**EXERCISE GOAL:** Look through the lines below, find those with the word "Avenida", and copy them.

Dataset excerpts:

____

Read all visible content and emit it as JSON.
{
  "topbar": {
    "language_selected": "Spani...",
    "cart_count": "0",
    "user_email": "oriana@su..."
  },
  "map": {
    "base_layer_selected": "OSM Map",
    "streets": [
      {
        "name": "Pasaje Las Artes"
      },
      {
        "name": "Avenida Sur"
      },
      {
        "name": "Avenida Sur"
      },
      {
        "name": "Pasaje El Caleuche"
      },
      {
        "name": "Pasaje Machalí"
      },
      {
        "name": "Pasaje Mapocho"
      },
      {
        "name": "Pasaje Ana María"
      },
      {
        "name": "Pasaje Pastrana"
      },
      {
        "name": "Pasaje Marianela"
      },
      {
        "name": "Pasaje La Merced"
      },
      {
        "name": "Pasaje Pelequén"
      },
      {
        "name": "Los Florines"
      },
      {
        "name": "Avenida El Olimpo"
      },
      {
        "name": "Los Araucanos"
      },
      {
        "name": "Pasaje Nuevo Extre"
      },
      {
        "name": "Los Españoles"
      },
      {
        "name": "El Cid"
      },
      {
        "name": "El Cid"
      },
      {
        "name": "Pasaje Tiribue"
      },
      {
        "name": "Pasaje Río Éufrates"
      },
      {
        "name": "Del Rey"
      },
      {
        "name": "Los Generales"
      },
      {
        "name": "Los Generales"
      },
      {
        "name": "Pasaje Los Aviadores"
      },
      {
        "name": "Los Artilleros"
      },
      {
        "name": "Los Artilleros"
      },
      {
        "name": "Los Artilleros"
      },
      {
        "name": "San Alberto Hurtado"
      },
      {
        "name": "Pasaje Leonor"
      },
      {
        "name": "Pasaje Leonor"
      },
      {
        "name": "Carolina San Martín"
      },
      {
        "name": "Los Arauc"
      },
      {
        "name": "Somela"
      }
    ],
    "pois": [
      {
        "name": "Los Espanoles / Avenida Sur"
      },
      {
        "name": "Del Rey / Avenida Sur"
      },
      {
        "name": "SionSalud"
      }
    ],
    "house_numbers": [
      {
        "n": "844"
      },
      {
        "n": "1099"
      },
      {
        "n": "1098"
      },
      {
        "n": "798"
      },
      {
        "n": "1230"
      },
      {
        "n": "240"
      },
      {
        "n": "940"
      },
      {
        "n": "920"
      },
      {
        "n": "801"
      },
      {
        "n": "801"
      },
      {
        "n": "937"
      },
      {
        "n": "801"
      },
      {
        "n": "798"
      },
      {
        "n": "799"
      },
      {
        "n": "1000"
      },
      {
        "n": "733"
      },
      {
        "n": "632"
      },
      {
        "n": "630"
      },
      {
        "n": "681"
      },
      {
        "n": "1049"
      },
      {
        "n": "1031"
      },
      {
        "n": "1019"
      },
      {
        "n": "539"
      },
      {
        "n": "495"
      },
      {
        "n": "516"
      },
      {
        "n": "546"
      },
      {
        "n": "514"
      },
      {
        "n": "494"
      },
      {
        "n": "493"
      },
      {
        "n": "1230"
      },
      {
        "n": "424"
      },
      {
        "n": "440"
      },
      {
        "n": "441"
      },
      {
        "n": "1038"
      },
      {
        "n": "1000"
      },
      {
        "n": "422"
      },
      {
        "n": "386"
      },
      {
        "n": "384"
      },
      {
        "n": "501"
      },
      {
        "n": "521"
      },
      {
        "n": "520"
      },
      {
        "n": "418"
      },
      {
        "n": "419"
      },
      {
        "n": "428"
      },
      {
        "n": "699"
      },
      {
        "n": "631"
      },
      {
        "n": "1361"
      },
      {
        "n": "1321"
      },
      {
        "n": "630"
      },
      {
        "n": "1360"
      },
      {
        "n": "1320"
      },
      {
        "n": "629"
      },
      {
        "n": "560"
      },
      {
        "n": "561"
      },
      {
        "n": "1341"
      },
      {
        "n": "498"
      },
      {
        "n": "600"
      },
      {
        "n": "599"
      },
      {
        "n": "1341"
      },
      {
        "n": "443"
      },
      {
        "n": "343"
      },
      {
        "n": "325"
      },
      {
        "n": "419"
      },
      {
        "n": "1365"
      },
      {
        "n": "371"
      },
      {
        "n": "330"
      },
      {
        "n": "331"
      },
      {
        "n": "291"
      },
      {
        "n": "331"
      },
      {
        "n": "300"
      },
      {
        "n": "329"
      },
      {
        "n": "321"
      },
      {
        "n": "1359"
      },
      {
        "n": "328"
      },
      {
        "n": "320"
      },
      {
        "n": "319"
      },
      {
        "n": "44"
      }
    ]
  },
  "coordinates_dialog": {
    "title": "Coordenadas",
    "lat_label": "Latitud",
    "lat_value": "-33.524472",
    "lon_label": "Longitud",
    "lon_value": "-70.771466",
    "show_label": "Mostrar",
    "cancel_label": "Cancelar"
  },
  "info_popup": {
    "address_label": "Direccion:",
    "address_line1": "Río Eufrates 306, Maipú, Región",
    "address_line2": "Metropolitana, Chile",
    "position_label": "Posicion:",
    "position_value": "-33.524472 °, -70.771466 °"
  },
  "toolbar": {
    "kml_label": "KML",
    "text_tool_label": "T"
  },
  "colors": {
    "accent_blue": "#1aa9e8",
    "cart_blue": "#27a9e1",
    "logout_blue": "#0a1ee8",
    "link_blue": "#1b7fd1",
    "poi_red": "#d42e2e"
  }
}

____

**OUTPUT:**
        "name": "Avenida Sur"
        "name": "Avenida Sur"
        "name": "Avenida El Olimpo"
        "name": "Los Espanoles / Avenida Sur"
        "name": "Del Rey / Avenida Sur"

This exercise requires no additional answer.